The Harvard Business Review gives a compelling argument for provocation-based selling over solution selling. “…In a severe downturn, provocation-based selling may be the only way to move past the ‘buy nothing’ mantra emanating from customer organizations. In sunnier economic times it can lend power and urgency to products or services that are non-disruptive or are relatively undifferentiated in their markets.”
Of course, solutions are still at the base of your company’s offerings within your market. However, there are distinct differences in these two tactics. Let’s look at some examples of these differences:
|Solution Selling||Provocation-Based Selling|
|Aligns with the prevailing point of view||Challenges the prevailing point of view|
|Begins with technical proof and then builds a business case||Begins with a business case (a need) and then provides technical proof|
|Asks questions to identify needs||Uses an insightful hypothesis to provoke a response|
Here is the bottom line: As the vendor, you must identify a process that is critical for customers in the current business environment, develop a compelling point of view on how it is currently broken and what that means in terms of cost.

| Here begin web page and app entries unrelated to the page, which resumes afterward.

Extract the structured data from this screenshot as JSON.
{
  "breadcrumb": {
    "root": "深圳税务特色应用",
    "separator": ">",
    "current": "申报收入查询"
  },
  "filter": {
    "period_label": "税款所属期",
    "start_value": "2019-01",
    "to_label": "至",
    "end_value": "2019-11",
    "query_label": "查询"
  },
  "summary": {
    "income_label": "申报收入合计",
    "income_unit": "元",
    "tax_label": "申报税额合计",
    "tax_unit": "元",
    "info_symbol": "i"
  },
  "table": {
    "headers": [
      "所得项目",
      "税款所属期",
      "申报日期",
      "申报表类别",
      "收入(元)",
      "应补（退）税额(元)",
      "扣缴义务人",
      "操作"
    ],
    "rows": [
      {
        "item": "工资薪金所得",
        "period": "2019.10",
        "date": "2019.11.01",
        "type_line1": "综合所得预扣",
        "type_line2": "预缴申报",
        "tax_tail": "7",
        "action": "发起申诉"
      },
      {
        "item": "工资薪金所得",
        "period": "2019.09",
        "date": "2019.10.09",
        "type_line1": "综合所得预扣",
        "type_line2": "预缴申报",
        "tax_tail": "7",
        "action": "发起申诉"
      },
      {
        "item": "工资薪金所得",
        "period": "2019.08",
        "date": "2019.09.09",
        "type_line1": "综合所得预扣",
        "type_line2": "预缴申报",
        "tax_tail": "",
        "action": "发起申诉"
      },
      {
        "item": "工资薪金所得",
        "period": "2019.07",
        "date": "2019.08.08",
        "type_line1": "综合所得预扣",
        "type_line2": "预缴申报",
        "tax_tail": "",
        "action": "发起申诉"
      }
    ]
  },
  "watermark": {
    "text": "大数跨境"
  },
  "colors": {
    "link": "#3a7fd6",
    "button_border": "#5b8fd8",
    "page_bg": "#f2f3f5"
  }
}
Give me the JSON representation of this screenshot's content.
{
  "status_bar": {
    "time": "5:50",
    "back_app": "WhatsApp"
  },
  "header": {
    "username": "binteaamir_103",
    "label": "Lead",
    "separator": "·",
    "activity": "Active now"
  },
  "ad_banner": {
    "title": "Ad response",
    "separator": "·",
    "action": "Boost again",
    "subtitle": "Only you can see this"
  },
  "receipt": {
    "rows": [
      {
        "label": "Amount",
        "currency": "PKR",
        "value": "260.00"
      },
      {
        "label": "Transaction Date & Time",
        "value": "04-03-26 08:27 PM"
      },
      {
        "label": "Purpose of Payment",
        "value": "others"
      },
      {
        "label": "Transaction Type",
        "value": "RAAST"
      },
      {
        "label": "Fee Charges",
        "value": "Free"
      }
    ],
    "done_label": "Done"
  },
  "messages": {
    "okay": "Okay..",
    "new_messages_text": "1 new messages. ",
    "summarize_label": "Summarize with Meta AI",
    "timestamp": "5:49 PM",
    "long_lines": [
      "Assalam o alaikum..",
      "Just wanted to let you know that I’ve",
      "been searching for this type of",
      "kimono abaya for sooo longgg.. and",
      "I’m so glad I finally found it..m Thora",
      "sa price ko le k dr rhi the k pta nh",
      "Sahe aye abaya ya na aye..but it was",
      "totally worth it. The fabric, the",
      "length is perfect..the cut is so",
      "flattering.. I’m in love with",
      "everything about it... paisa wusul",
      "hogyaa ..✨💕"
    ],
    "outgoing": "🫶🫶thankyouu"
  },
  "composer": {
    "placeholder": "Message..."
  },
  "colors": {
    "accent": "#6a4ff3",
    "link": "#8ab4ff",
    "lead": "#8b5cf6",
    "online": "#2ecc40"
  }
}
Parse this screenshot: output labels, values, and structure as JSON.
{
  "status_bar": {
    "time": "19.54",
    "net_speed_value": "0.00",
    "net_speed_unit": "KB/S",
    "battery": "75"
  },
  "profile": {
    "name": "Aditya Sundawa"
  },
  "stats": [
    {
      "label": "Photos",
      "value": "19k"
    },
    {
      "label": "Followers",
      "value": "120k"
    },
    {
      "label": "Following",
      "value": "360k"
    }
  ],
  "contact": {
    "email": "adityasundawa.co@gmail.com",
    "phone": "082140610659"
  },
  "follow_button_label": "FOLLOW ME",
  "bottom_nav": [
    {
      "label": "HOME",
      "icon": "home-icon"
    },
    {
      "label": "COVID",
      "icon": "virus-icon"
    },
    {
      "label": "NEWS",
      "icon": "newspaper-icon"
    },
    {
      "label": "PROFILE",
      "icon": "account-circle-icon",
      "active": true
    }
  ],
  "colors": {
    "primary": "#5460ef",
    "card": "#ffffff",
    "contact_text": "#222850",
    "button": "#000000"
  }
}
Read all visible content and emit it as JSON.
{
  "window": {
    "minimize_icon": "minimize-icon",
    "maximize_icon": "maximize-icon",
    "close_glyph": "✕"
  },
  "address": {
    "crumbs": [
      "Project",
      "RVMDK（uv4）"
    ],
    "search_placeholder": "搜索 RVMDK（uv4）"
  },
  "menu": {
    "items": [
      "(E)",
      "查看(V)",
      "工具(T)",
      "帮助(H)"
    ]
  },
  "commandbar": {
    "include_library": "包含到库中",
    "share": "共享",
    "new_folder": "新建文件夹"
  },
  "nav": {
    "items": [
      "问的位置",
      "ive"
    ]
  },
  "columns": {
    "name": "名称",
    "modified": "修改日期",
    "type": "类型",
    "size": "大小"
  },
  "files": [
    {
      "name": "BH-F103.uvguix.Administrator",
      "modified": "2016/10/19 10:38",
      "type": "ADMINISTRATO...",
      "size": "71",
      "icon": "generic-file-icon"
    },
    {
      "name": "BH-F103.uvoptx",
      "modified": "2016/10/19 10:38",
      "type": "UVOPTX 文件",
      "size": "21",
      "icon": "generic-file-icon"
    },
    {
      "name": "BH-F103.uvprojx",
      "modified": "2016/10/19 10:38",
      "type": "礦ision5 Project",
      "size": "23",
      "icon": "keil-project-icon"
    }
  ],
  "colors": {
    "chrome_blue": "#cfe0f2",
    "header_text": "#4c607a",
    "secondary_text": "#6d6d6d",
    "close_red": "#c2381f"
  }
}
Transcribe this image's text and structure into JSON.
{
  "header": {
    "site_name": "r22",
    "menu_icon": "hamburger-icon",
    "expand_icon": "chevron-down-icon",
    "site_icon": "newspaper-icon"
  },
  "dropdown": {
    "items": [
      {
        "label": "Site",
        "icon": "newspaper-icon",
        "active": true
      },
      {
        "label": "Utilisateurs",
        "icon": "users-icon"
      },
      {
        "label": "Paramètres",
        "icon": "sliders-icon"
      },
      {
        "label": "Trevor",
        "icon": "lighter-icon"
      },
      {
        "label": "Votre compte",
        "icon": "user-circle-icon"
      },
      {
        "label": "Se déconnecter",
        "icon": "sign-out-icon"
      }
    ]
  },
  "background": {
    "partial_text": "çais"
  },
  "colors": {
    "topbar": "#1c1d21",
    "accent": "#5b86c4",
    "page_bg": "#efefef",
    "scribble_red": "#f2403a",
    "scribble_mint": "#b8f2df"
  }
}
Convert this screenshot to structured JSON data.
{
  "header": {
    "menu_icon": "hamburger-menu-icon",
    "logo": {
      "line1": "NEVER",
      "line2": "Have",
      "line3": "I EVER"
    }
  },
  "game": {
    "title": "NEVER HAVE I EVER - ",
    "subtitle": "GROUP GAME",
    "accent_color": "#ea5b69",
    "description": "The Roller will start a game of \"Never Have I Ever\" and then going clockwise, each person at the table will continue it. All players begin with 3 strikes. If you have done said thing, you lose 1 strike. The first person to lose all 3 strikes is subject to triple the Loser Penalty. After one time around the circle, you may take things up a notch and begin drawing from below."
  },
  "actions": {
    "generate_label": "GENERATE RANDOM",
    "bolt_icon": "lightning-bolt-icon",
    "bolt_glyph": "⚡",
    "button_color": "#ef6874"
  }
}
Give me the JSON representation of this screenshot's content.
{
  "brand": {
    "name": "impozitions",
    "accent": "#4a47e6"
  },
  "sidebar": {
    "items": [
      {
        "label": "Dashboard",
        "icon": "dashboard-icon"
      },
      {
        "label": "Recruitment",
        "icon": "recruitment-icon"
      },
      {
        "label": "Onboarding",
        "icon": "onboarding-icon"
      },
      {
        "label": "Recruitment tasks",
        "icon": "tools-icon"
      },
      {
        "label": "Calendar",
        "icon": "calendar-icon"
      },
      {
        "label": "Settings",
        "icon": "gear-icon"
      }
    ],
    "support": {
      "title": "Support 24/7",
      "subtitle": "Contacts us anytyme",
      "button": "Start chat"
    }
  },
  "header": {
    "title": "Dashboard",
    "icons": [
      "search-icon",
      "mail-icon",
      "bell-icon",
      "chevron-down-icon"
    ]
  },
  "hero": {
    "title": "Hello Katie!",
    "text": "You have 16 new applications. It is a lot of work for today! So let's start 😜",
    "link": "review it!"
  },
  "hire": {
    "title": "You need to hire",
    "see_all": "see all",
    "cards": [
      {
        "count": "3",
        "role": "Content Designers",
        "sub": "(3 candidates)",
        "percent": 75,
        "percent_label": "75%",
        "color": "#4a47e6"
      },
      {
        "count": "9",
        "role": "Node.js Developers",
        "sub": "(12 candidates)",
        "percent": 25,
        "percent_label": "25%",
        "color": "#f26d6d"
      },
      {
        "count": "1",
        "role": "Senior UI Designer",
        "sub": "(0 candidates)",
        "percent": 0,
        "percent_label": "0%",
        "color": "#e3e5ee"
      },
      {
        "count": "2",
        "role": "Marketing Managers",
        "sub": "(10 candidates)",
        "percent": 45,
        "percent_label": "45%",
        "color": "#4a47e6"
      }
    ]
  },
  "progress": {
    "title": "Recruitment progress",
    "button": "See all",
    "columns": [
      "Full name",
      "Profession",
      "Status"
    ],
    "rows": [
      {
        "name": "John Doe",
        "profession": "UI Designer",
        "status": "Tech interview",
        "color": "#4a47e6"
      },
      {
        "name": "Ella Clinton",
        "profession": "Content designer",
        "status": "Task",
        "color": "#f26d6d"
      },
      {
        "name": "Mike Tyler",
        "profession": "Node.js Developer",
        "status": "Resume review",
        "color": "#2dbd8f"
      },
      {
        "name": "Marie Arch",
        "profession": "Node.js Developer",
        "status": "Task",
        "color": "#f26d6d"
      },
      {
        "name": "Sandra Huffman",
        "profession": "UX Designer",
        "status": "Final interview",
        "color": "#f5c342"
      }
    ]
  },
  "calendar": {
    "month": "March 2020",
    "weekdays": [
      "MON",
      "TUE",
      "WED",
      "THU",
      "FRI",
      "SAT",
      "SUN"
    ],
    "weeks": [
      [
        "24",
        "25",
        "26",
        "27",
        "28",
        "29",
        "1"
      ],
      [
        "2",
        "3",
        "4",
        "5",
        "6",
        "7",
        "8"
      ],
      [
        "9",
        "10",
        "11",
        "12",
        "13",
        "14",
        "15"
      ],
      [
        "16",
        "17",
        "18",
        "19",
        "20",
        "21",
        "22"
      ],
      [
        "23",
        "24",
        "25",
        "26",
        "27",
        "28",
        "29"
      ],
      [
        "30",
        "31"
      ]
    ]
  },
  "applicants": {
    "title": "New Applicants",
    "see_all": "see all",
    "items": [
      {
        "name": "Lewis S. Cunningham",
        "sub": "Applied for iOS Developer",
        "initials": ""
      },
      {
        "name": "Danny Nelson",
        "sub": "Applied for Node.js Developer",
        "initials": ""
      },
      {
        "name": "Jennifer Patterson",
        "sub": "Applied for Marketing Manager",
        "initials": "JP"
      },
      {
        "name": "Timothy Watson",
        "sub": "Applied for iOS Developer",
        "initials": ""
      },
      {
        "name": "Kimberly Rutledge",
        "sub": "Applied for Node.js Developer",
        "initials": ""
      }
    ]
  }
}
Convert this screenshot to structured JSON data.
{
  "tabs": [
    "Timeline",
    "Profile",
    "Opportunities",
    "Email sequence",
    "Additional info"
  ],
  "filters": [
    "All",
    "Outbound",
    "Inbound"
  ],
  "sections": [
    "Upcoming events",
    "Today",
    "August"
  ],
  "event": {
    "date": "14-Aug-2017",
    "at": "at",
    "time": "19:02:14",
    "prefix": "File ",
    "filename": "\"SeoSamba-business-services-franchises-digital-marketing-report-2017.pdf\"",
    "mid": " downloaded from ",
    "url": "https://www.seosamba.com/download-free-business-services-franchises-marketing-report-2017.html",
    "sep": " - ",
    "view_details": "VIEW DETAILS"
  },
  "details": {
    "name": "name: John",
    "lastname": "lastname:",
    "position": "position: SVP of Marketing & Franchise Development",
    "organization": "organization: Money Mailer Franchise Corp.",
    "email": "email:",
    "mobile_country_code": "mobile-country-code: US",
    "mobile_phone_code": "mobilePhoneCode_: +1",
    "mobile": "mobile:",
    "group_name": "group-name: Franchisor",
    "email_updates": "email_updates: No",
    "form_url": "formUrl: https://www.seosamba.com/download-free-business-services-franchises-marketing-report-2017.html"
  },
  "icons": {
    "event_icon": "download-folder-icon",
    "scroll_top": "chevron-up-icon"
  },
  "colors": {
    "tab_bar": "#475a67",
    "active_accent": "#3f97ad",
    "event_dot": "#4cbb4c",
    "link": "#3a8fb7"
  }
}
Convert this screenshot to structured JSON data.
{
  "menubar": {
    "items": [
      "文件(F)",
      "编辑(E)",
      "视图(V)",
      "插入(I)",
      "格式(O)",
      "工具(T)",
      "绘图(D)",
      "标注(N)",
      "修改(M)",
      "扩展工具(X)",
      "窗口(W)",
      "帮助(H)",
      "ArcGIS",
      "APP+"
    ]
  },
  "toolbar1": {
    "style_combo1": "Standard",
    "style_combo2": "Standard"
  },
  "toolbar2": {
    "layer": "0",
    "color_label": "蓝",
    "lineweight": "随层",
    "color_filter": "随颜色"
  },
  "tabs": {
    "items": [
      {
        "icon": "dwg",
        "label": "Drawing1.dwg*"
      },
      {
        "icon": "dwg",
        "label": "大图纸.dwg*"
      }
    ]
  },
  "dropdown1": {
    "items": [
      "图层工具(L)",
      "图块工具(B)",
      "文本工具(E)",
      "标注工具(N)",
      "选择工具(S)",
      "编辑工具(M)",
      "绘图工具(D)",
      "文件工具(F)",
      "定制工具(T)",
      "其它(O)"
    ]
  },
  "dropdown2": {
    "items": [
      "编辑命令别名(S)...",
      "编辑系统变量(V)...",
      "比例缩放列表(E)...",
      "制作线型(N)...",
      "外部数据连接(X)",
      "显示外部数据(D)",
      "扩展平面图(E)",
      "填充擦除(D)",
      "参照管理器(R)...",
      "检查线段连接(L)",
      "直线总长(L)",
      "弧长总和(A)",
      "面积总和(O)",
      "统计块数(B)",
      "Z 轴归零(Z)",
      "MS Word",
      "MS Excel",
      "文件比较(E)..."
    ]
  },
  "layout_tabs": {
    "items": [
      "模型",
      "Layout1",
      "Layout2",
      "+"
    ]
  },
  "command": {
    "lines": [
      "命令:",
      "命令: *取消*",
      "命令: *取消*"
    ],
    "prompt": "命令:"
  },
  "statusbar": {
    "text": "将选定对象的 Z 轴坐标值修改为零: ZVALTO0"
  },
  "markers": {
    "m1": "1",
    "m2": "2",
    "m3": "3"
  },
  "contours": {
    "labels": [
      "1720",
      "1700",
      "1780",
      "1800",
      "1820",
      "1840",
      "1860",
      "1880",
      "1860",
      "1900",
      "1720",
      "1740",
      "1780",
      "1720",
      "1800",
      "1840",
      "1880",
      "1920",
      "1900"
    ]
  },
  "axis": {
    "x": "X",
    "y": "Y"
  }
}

Proceed by offering the solution to this ‘keep you up at night’ situation. In short, the process begins with a customer’s problems rather than the solution that you are selling. How can you shift your organization’s efforts to provocation-based selling? It may be the key you need to get back in the door.
John is the CEO of a niche beverage company. Its juices and natural sodas have been delivered regionally to restaurants and supermarkets for the last eight years; recently the company has expanded its delivery to a five-state area.
John is thrilled about the growth, but in the midst of this expansion, Damon, his distribution manager, walked off the job. The assistant manager is eager to step up and fill Damon’s shoes, but he lacks experience.
This bestseller, written by surgeon and staff writer for The New Yorker, Dr. Atul Gawande, gives compelling evidence for the power of using checklists to simplify processes and standardize results.
The Checklist Manifesto (Henry Holt, 2010), provides numerous case studies and interesting anecdotes about the strides made with the use of a simple checklist. Dr. Gawande starts by showing us how checklists can revolutionize quality of care in medicine, and continues by showing how the volume and complexity of tasks in all of our lives can be greatly simplified by the use of checklists.
This book is not only an interesting read, but will change the way you run your business and life!